In the light of demand for polished diamonds which is far from spectacular and rising inventory levels, rough diamond trading was "surprisingly upbeat" in April, writes Avi Krawitz in Rapaport, asking whether the industry is again headed for an oversupply of polished goods in the market which will push prices down. De Beers posted its largest sales cycle so far this year at last week’s sight – and that despite raising prices by an average of 2%. Meanwhile, ALROSA sold most of its offering after slightly reducing prices. All in all, these two firms injected around $1 billion worth of rough entered the market in April alone between, and the duo supplied about $2.4 billion worth of rough in the first quarter.
The article is skeptical about a report by analysts at VTB Capital who expect a "strong pick-up in rough sales as cutters and manufacturers are increasingly pressured to reverse unprecedented destocking in 2015.” Krawitz writes that "rough sales in the first quarter should be sufficient to refill the diamond pipeline. Given the experience of last year, one would expect diamond manufacturers and dealers to exercise caution in producing too much polished inventory in 2016. While polished prices have firmed since November on lower stock levels, a slowdown in rough demand is now projected in the coming months if not for the remainder of the year, if the recent polished uptrend is to be sustained."
That is all the more the case because polished demand is highly selective, being steady for dossiers and 1-carat diamonds and weaker for sizes above 3 carats. "That was reflected in the De Beers supply as the company raised prices mainly for goods where polished demand is firm, such as 4-to-8 grainers that yield pointer sizes and 1-carat polished. Prices of rough diamonds that yield less desirable polished were left unchanged." De Beers supply may be more attractive than other sources since the company cut prices in January by about 7%, said one sightholder. That may be why they were happy to buy earlier this month despite the small De Beers price increases.
"Manufacturers ought to assess how they can sustain the positive experience of the first quarter through the slower season and beyond.
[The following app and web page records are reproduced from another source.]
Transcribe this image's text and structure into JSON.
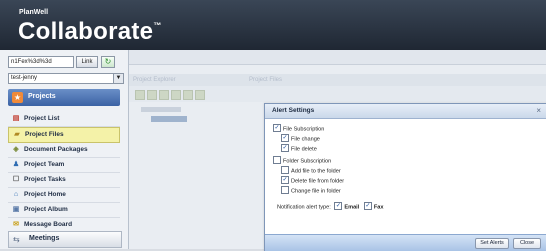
{
  "app": {
    "brand_small_prefix": "PlanWell",
    "brand_title": "Collaborate",
    "brand_tm": "™"
  },
  "sidebar": {
    "url_value": "n1Fex%3d%3d",
    "link_label": "Link",
    "refresh_icon": "refresh-icon",
    "project_select_value": "test-jenny",
    "projects_label": "Projects",
    "items": [
      {
        "label": "Project List",
        "icon": "list-icon"
      },
      {
        "label": "Project Files",
        "icon": "folder-icon",
        "active": true
      },
      {
        "label": "Document Packages",
        "icon": "package-icon"
      },
      {
        "label": "Project Team",
        "icon": "team-icon"
      },
      {
        "label": "Project Tasks",
        "icon": "tasks-icon"
      },
      {
        "label": "Project Home",
        "icon": "home-icon"
      },
      {
        "label": "Project Album",
        "icon": "album-icon"
      },
      {
        "label": "Message Board",
        "icon": "message-icon"
      }
    ],
    "meetings_label": "Meetings"
  },
  "background": {
    "explorer_title": "Project Explorer",
    "files_title": "Project Files"
  },
  "dialog": {
    "title": "Alert Settings",
    "close_icon": "close-icon",
    "file_subscription": {
      "label": "File Subscription",
      "checked": true
    },
    "file_change": {
      "label": "File change",
      "checked": true
    },
    "file_delete": {
      "label": "File delete",
      "checked": true
    },
    "folder_subscription": {
      "label": "Folder Subscription",
      "checked": false
    },
    "add_file": {
      "label": "Add file to the folder",
      "checked": false
    },
    "delete_file": {
      "label": "Delete file from folder",
      "checked": true
    },
    "change_file": {
      "label": "Change file in folder",
      "checked": false
    },
    "notification_label": "Notification alert type:",
    "email": {
      "label": "Email",
      "checked": true
    },
    "fax": {
      "label": "Fax",
      "checked": true
    },
    "set_alerts_label": "Set Alerts",
    "close_label": "Close"
  }
}
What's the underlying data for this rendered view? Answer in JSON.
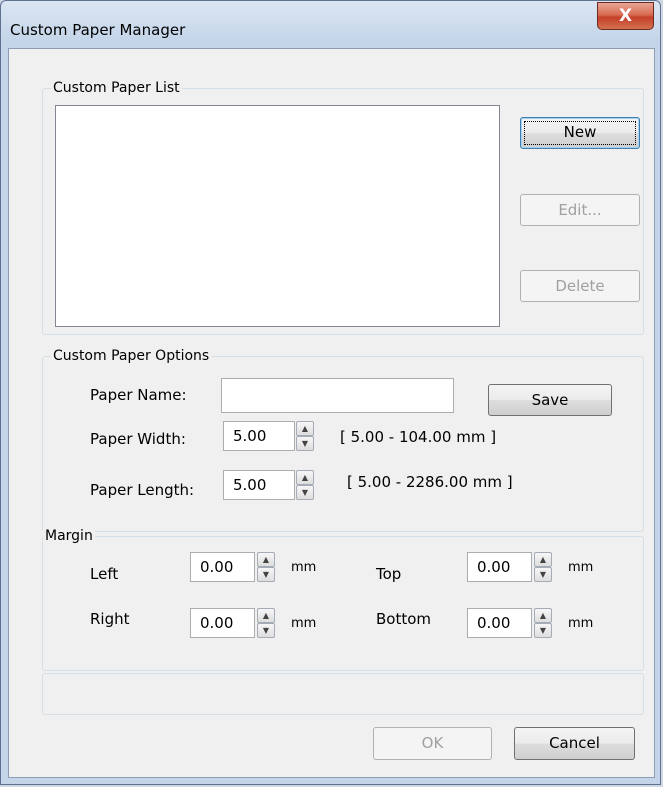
{
  "window": {
    "title": "Custom Paper Manager",
    "close_glyph": "X"
  },
  "paper_list": {
    "group_label": "Custom Paper List",
    "items": [],
    "new_label": "New",
    "edit_label": "Edit...",
    "delete_label": "Delete"
  },
  "options": {
    "group_label": "Custom Paper Options",
    "name_label": "Paper Name:",
    "name_value": "",
    "save_label": "Save",
    "width_label": "Paper Width:",
    "width_value": "5.00",
    "width_range": "[ 5.00 - 104.00 mm ]",
    "length_label": "Paper Length:",
    "length_value": "5.00",
    "length_range": "[ 5.00 - 2286.00 mm ]"
  },
  "margin": {
    "group_label": "Margin",
    "left_label": "Left",
    "left_value": "0.00",
    "top_label": "Top",
    "top_value": "0.00",
    "right_label": "Right",
    "right_value": "0.00",
    "bottom_label": "Bottom",
    "bottom_value": "0.00",
    "unit": "mm"
  },
  "footer": {
    "ok_label": "OK",
    "cancel_label": "Cancel"
  },
  "icons": {
    "spin_up": "spin-up-arrow-icon",
    "spin_down": "spin-down-arrow-icon",
    "close": "close-icon"
  }
}
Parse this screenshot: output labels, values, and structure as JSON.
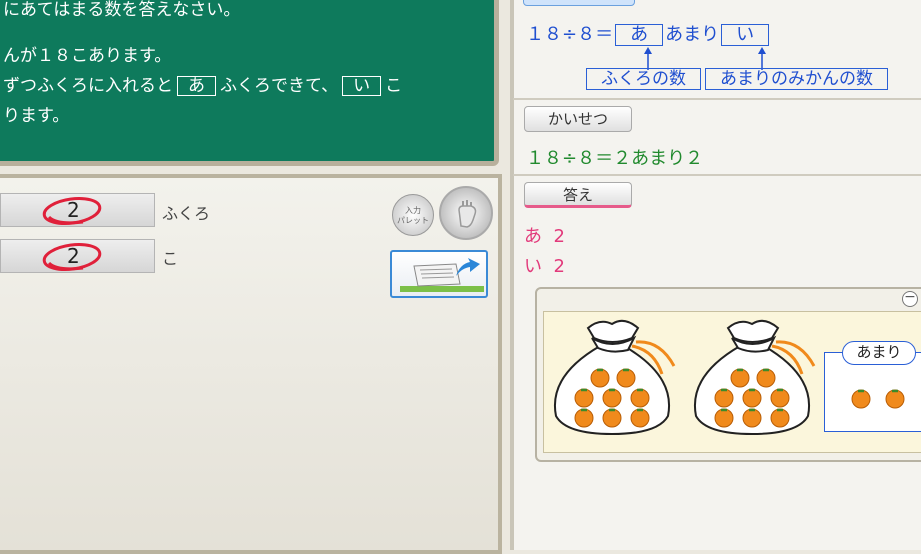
{
  "board": {
    "line1": "にあてはまる数を答えなさい。",
    "line2": "んが１８こあります。",
    "line3a": "ずつふくろに入れると",
    "box_a": "あ",
    "line3b": "ふくろできて、",
    "box_i": "い",
    "line3c": "こ",
    "line4": "ります。"
  },
  "answers": [
    {
      "value": "2",
      "unit": "ふくろ"
    },
    {
      "value": "2",
      "unit": "こ"
    }
  ],
  "palette_button": {
    "line1": "入力",
    "line2": "パレット"
  },
  "equation": {
    "left": "１８÷８＝",
    "box_a": "あ",
    "mid": "あまり",
    "box_i": "い",
    "label_a": "ふくろの数",
    "label_i": "あまりのみかんの数"
  },
  "explanation": {
    "button": "かいせつ",
    "text": "１８÷８＝２あまり２"
  },
  "answer_section": {
    "button": "答え",
    "row1_label": "あ",
    "row1_value": "2",
    "row2_label": "い",
    "row2_value": "2"
  },
  "figure": {
    "remainder_label": "あまり"
  },
  "colors": {
    "board": "#0e7a5c",
    "equation_blue": "#1f4fd0",
    "explanation_green": "#218a2e",
    "answer_pink": "#e23a7b",
    "orange": "#f08a1c"
  }
}
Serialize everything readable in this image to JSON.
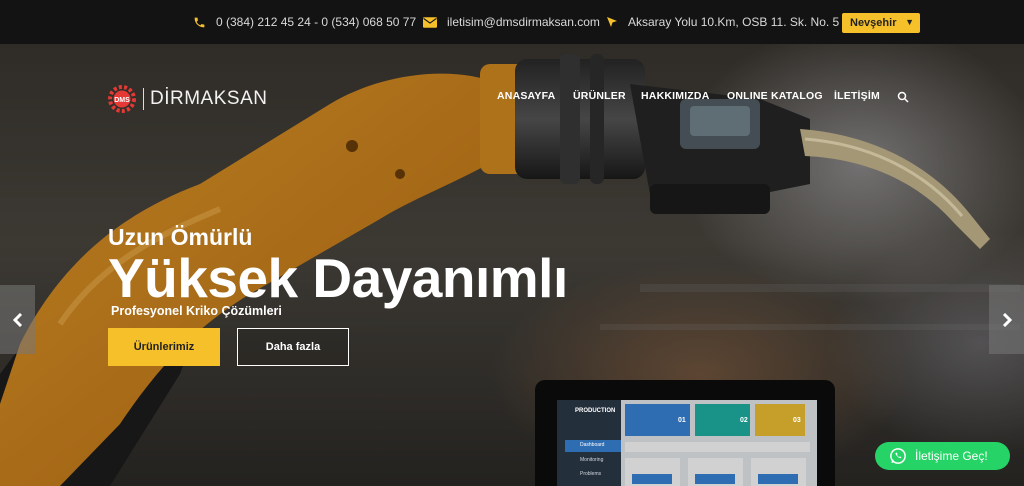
{
  "topbar": {
    "phone": "0 (384) 212 45 24 - 0 (534) 068 50 77",
    "email": "iletisim@dmsdirmaksan.com",
    "address": "Aksaray Yolu 10.Km, OSB 11. Sk. No. 5",
    "city": "Nevşehir"
  },
  "logo": {
    "mark": "DMS",
    "name": "DİRMAKSAN"
  },
  "nav": {
    "items": [
      "ANASAYFA",
      "ÜRÜNLER",
      "HAKKIMIZDA",
      "ONLINE KATALOG",
      "İLETİŞİM"
    ]
  },
  "hero": {
    "subtitle": "Uzun Ömürlü",
    "title": "Yüksek Dayanımlı",
    "description": "Profesyonel Kriko Çözümleri",
    "primary_button": "Ürünlerimiz",
    "secondary_button": "Daha fazla"
  },
  "tablet": {
    "brand": "PRODUCTION",
    "menu": [
      "Dashboard",
      "Monitoring",
      "Problems"
    ],
    "cards": [
      "01",
      "02",
      "03"
    ]
  },
  "whatsapp": {
    "label": "İletişime Geç!"
  },
  "colors": {
    "accent": "#f5c02a",
    "whatsapp": "#25d366",
    "topbar": "#131313"
  },
  "icons": [
    "phone-icon",
    "envelope-icon",
    "location-arrow-icon",
    "search-icon",
    "chevron-left-icon",
    "chevron-right-icon",
    "whatsapp-icon"
  ]
}
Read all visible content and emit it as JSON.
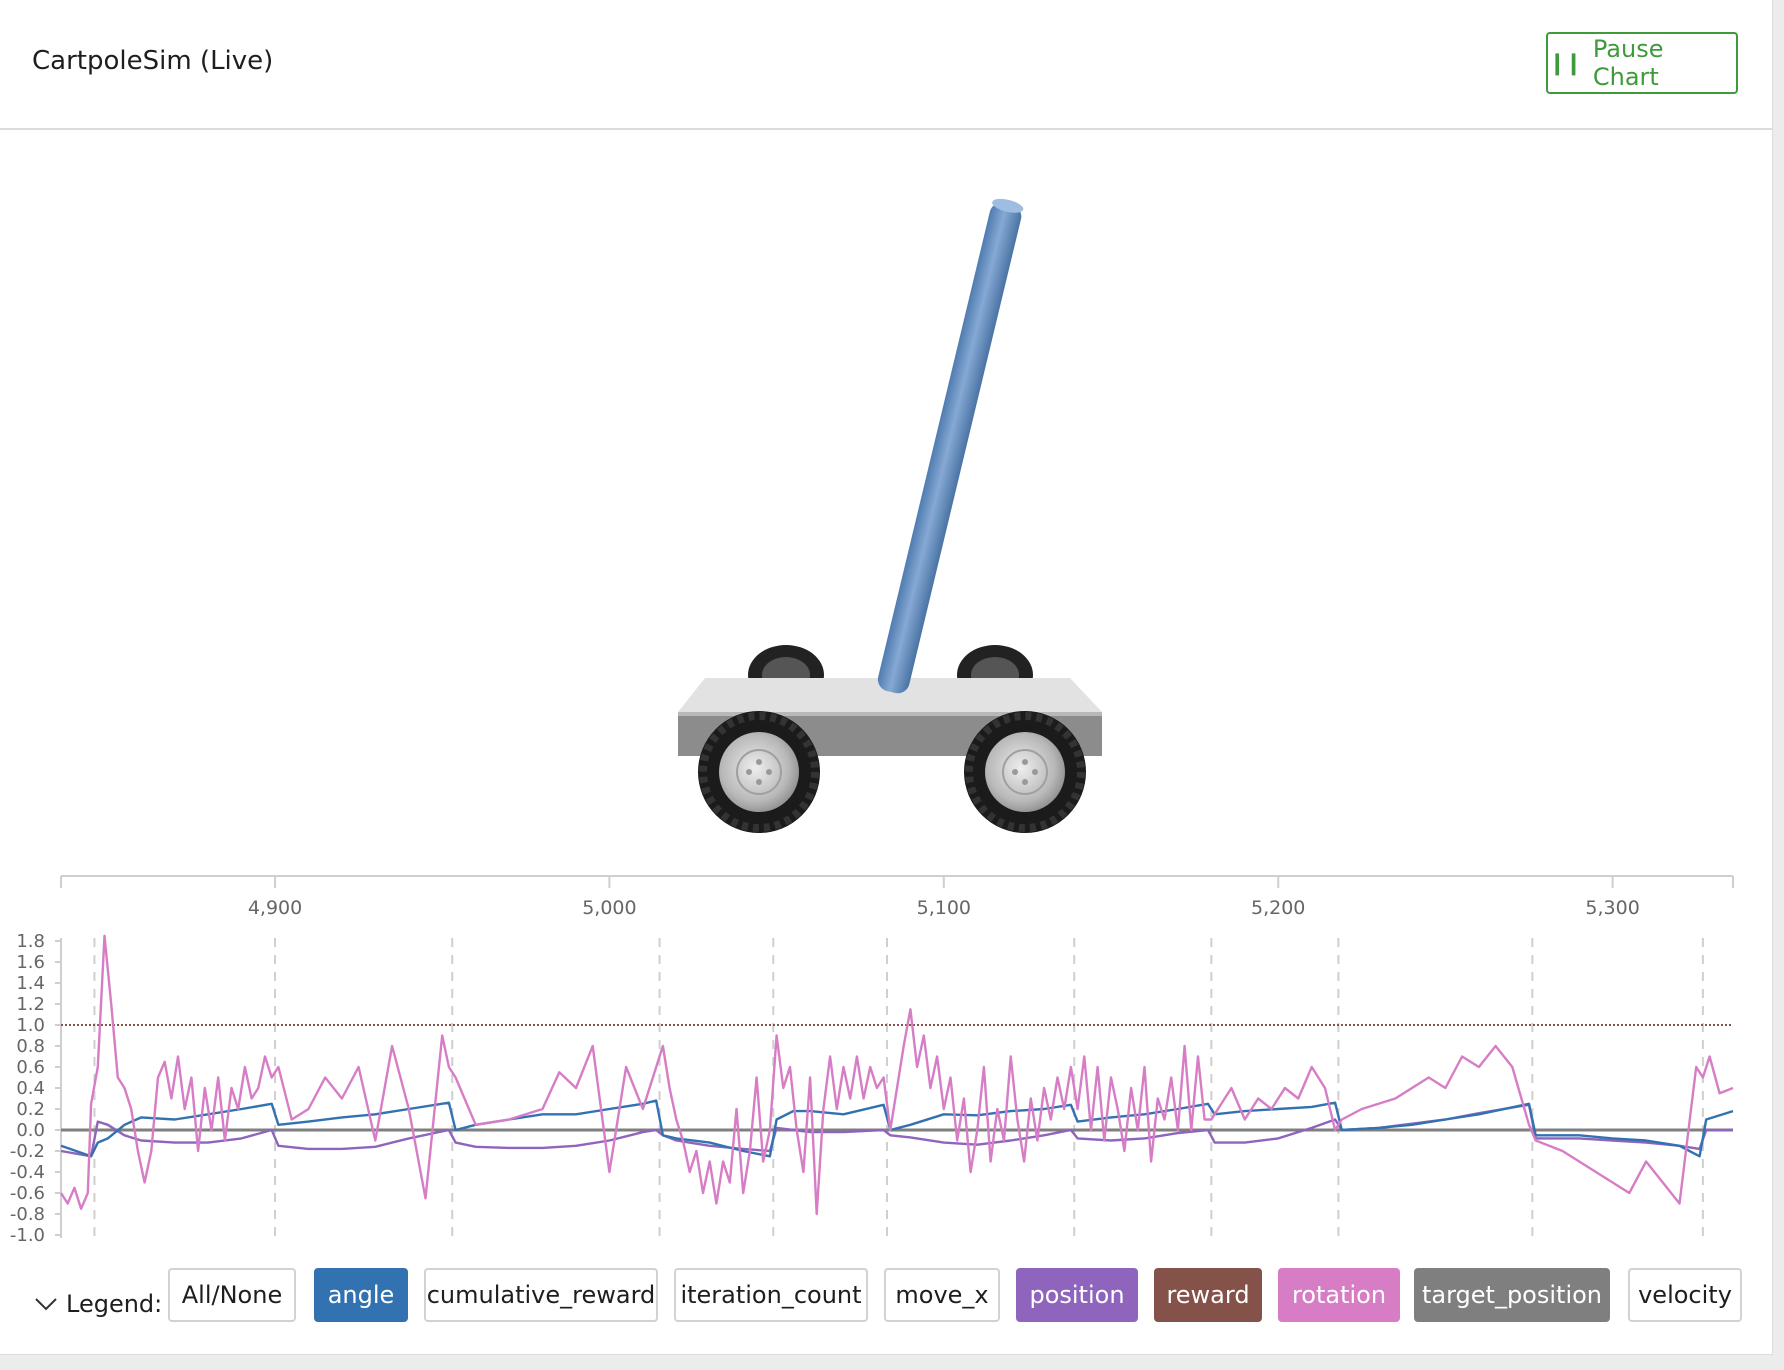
{
  "header": {
    "title": "CartpoleSim (Live)",
    "pause_label": "Pause Chart",
    "pause_icon": "pause-icon",
    "accent": "#3e9a3a"
  },
  "legend": {
    "toggle_label": "Legend:",
    "items": [
      {
        "label": "All/None",
        "active": false,
        "color": ""
      },
      {
        "label": "angle",
        "active": true,
        "color": "#3372b0"
      },
      {
        "label": "cumulative_reward",
        "active": false,
        "color": ""
      },
      {
        "label": "iteration_count",
        "active": false,
        "color": ""
      },
      {
        "label": "move_x",
        "active": false,
        "color": ""
      },
      {
        "label": "position",
        "active": true,
        "color": "#8e64bc"
      },
      {
        "label": "reward",
        "active": true,
        "color": "#845249"
      },
      {
        "label": "rotation",
        "active": true,
        "color": "#d67dc6"
      },
      {
        "label": "target_position",
        "active": true,
        "color": "#7f7f7f"
      },
      {
        "label": "velocity",
        "active": false,
        "color": ""
      }
    ]
  },
  "chart_data": {
    "type": "line",
    "x_ticks": [
      "4,900",
      "5,000",
      "5,100",
      "5,200",
      "5,300"
    ],
    "x_tick_values": [
      4900,
      5000,
      5100,
      5200,
      5300
    ],
    "xlim": [
      4836,
      5336
    ],
    "y_ticks": [
      "1.8",
      "1.6",
      "1.4",
      "1.2",
      "1.0",
      "0.8",
      "0.6",
      "0.4",
      "0.2",
      "0.0",
      "-0.2",
      "-0.4",
      "-0.6",
      "-0.8",
      "-1.0"
    ],
    "ylim": [
      -1.0,
      1.9
    ],
    "episode_boundaries": [
      4846,
      4900,
      4953,
      5015,
      5049,
      5083,
      5139,
      5180,
      5218,
      5276,
      5327
    ],
    "series": [
      {
        "name": "reward",
        "color": "#845249",
        "dashed": true,
        "x": [
          4836,
          5336
        ],
        "y": [
          1.0,
          1.0
        ]
      },
      {
        "name": "target_position",
        "color": "#7f7f7f",
        "x": [
          4836,
          5336
        ],
        "y": [
          0.0,
          0.0
        ]
      },
      {
        "name": "position",
        "color": "#8e64bc",
        "x": [
          4836,
          4845,
          4847,
          4850,
          4855,
          4860,
          4870,
          4880,
          4890,
          4899,
          4901,
          4910,
          4920,
          4930,
          4940,
          4952,
          4954,
          4960,
          4970,
          4980,
          4990,
          5000,
          5010,
          5014,
          5016,
          5020,
          5030,
          5040,
          5048,
          5050,
          5055,
          5060,
          5070,
          5082,
          5084,
          5090,
          5100,
          5110,
          5120,
          5130,
          5138,
          5140,
          5150,
          5160,
          5170,
          5179,
          5181,
          5190,
          5200,
          5210,
          5217,
          5219,
          5230,
          5240,
          5250,
          5260,
          5275,
          5277,
          5290,
          5300,
          5310,
          5320,
          5326,
          5328,
          5336
        ],
        "y": [
          -0.2,
          -0.25,
          0.08,
          0.05,
          -0.05,
          -0.1,
          -0.12,
          -0.12,
          -0.08,
          0.0,
          -0.15,
          -0.18,
          -0.18,
          -0.16,
          -0.08,
          0.0,
          -0.12,
          -0.16,
          -0.17,
          -0.17,
          -0.15,
          -0.1,
          -0.02,
          0.0,
          -0.05,
          -0.1,
          -0.15,
          -0.18,
          -0.2,
          0.02,
          0.0,
          -0.02,
          -0.02,
          0.0,
          -0.05,
          -0.07,
          -0.12,
          -0.14,
          -0.1,
          -0.05,
          0.0,
          -0.08,
          -0.1,
          -0.08,
          -0.03,
          0.0,
          -0.12,
          -0.12,
          -0.08,
          0.02,
          0.1,
          0.0,
          0.02,
          0.06,
          0.1,
          0.16,
          0.24,
          -0.08,
          -0.08,
          -0.1,
          -0.12,
          -0.15,
          -0.18,
          0.0,
          0.0
        ]
      },
      {
        "name": "angle",
        "color": "#3372b0",
        "x": [
          4836,
          4845,
          4847,
          4850,
          4855,
          4860,
          4870,
          4880,
          4890,
          4899,
          4901,
          4910,
          4920,
          4930,
          4940,
          4952,
          4954,
          4960,
          4970,
          4980,
          4990,
          5000,
          5010,
          5014,
          5016,
          5020,
          5030,
          5040,
          5048,
          5050,
          5055,
          5060,
          5070,
          5082,
          5084,
          5090,
          5100,
          5110,
          5120,
          5130,
          5138,
          5140,
          5150,
          5160,
          5170,
          5179,
          5181,
          5190,
          5200,
          5210,
          5217,
          5219,
          5230,
          5240,
          5250,
          5260,
          5275,
          5277,
          5290,
          5300,
          5310,
          5320,
          5326,
          5328,
          5336
        ],
        "y": [
          -0.15,
          -0.25,
          -0.12,
          -0.08,
          0.05,
          0.12,
          0.1,
          0.15,
          0.2,
          0.25,
          0.05,
          0.08,
          0.12,
          0.15,
          0.2,
          0.26,
          0.0,
          0.05,
          0.1,
          0.15,
          0.15,
          0.2,
          0.25,
          0.28,
          -0.05,
          -0.08,
          -0.12,
          -0.2,
          -0.25,
          0.1,
          0.18,
          0.18,
          0.15,
          0.24,
          0.0,
          0.05,
          0.15,
          0.14,
          0.18,
          0.2,
          0.24,
          0.08,
          0.12,
          0.15,
          0.2,
          0.25,
          0.15,
          0.18,
          0.2,
          0.22,
          0.26,
          0.0,
          0.02,
          0.05,
          0.1,
          0.15,
          0.25,
          -0.05,
          -0.05,
          -0.08,
          -0.1,
          -0.15,
          -0.25,
          0.1,
          0.18
        ]
      },
      {
        "name": "rotation",
        "color": "#d67dc6",
        "x": [
          4836,
          4838,
          4840,
          4842,
          4844,
          4845,
          4847,
          4849,
          4851,
          4853,
          4855,
          4857,
          4859,
          4861,
          4863,
          4865,
          4867,
          4869,
          4871,
          4873,
          4875,
          4877,
          4879,
          4881,
          4883,
          4885,
          4887,
          4889,
          4891,
          4893,
          4895,
          4897,
          4899,
          4901,
          4905,
          4910,
          4915,
          4920,
          4925,
          4930,
          4935,
          4940,
          4945,
          4950,
          4952,
          4954,
          4960,
          4970,
          4980,
          4985,
          4990,
          4995,
          5000,
          5005,
          5010,
          5014,
          5016,
          5018,
          5020,
          5022,
          5024,
          5026,
          5028,
          5030,
          5032,
          5034,
          5036,
          5038,
          5040,
          5042,
          5044,
          5046,
          5048,
          5050,
          5052,
          5054,
          5056,
          5058,
          5060,
          5062,
          5064,
          5066,
          5068,
          5070,
          5072,
          5074,
          5076,
          5078,
          5080,
          5082,
          5084,
          5086,
          5088,
          5090,
          5092,
          5094,
          5096,
          5098,
          5100,
          5102,
          5104,
          5106,
          5108,
          5110,
          5112,
          5114,
          5116,
          5118,
          5120,
          5122,
          5124,
          5126,
          5128,
          5130,
          5132,
          5134,
          5136,
          5138,
          5140,
          5142,
          5144,
          5146,
          5148,
          5150,
          5152,
          5154,
          5156,
          5158,
          5160,
          5162,
          5164,
          5166,
          5168,
          5170,
          5172,
          5174,
          5176,
          5178,
          5180,
          5182,
          5186,
          5190,
          5194,
          5198,
          5202,
          5206,
          5210,
          5214,
          5217,
          5219,
          5225,
          5235,
          5245,
          5250,
          5255,
          5260,
          5265,
          5270,
          5275,
          5277,
          5285,
          5295,
          5305,
          5310,
          5315,
          5320,
          5325,
          5327,
          5329,
          5332,
          5336
        ],
        "y": [
          -0.6,
          -0.7,
          -0.55,
          -0.75,
          -0.6,
          0.25,
          0.6,
          1.85,
          1.2,
          0.5,
          0.4,
          0.2,
          -0.2,
          -0.5,
          -0.2,
          0.5,
          0.65,
          0.3,
          0.7,
          0.2,
          0.5,
          -0.2,
          0.4,
          0.0,
          0.5,
          -0.1,
          0.4,
          0.2,
          0.6,
          0.3,
          0.4,
          0.7,
          0.5,
          0.6,
          0.1,
          0.2,
          0.5,
          0.3,
          0.6,
          -0.1,
          0.8,
          0.2,
          -0.65,
          0.9,
          0.6,
          0.5,
          0.05,
          0.1,
          0.2,
          0.55,
          0.4,
          0.8,
          -0.4,
          0.6,
          0.2,
          0.6,
          0.8,
          0.4,
          0.1,
          -0.1,
          -0.4,
          -0.2,
          -0.6,
          -0.3,
          -0.7,
          -0.3,
          -0.5,
          0.2,
          -0.6,
          -0.2,
          0.5,
          -0.3,
          0.0,
          0.9,
          0.4,
          0.6,
          0.0,
          -0.4,
          0.5,
          -0.8,
          0.2,
          0.7,
          0.2,
          0.6,
          0.3,
          0.7,
          0.3,
          0.6,
          0.4,
          0.5,
          0.0,
          0.4,
          0.8,
          1.15,
          0.6,
          0.9,
          0.4,
          0.7,
          0.2,
          0.5,
          -0.1,
          0.3,
          -0.4,
          0.0,
          0.6,
          -0.3,
          0.2,
          -0.1,
          0.7,
          0.1,
          -0.3,
          0.3,
          -0.1,
          0.4,
          0.1,
          0.5,
          0.2,
          0.6,
          0.2,
          0.7,
          0.0,
          0.6,
          -0.1,
          0.5,
          0.2,
          -0.2,
          0.4,
          0.0,
          0.6,
          -0.3,
          0.3,
          0.1,
          0.5,
          0.0,
          0.8,
          0.0,
          0.7,
          0.1,
          0.1,
          0.2,
          0.4,
          0.1,
          0.3,
          0.2,
          0.4,
          0.3,
          0.6,
          0.4,
          0.0,
          0.1,
          0.2,
          0.3,
          0.5,
          0.4,
          0.7,
          0.6,
          0.8,
          0.6,
          0.05,
          -0.1,
          -0.2,
          -0.4,
          -0.6,
          -0.3,
          -0.5,
          -0.7,
          0.6,
          0.5,
          0.7,
          0.35,
          0.4
        ]
      }
    ]
  }
}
It would certainly be a shame if the longer term momentum were broken by a build-up of excess inventory yet again. The April rough selling cycle suggested manufacturers might be doing just that at a time when they are, in fact, no longer under pressure to restock the pipeline. There is a sense that a normalized seasonality has returned to the diamond industry after the cycle was broken last year. But as rough demand remained strong in April, it appears that supply will put additional pressure on the polished market during the slower season," the report concludes.